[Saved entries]
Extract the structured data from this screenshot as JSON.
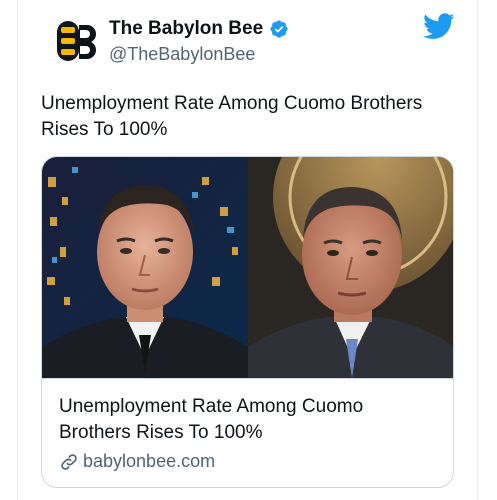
{
  "author": {
    "display_name": "The Babylon Bee",
    "handle": "@TheBabylonBee",
    "verified": true,
    "avatar_icon": "bee-logo-icon"
  },
  "platform_icon": "twitter-bird-icon",
  "tweet": {
    "text": "Unemployment Rate Among Cuomo Brothers Rises To 100%"
  },
  "card": {
    "image_description_icon": "two-portraits-image",
    "title": "Unemployment Rate Among Cuomo Brothers Rises To 100%",
    "domain": "babylonbee.com",
    "link_icon": "link-icon"
  },
  "colors": {
    "twitter_blue": "#1d9bf0",
    "text_primary": "#0f1419",
    "text_secondary": "#536471",
    "border": "#cfd9de"
  }
}
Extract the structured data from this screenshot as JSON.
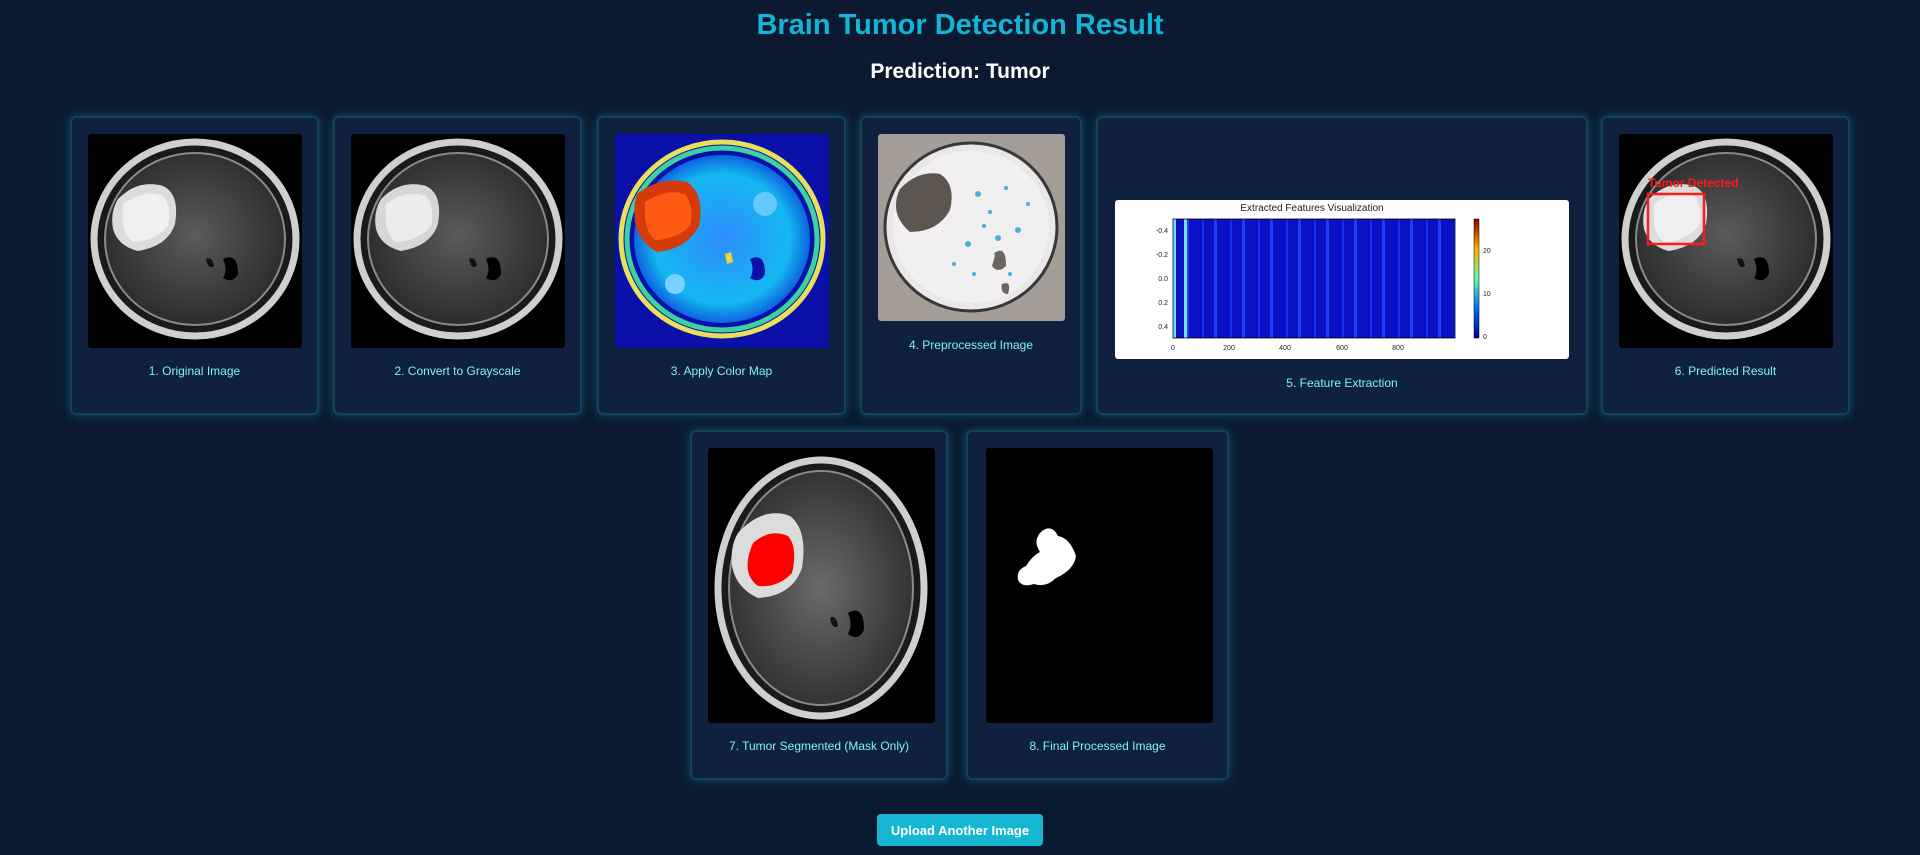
{
  "page": {
    "title": "Brain Tumor Detection Result",
    "prediction": "Prediction: Tumor"
  },
  "steps": [
    {
      "caption": "1. Original Image"
    },
    {
      "caption": "2. Convert to Grayscale"
    },
    {
      "caption": "3. Apply Color Map"
    },
    {
      "caption": "4. Preprocessed Image"
    },
    {
      "caption": "5. Feature Extraction"
    },
    {
      "caption": "6. Predicted Result"
    },
    {
      "caption": "7. Tumor Segmented (Mask Only)"
    },
    {
      "caption": "8. Final Processed Image"
    }
  ],
  "feature_plot": {
    "title": "Extracted Features Visualization",
    "y_ticks": [
      "-0.4",
      "-0.2",
      "0.0",
      "0.2",
      "0.4"
    ],
    "x_ticks": [
      "0",
      "200",
      "400",
      "600",
      "800"
    ],
    "colorbar_ticks": [
      "20",
      "10",
      "0"
    ]
  },
  "predicted_overlay": {
    "label": "Tumor Detected",
    "color": "#ff1a1a"
  },
  "actions": {
    "upload_label": "Upload Another Image"
  },
  "colors": {
    "background": "#0b1a30",
    "title": "#13b5d6",
    "caption": "#7ff3ea",
    "card": "#10213f",
    "button": "#14b6d2"
  }
}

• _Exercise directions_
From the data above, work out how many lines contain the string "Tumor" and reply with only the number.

• _Reply to the exercise_
4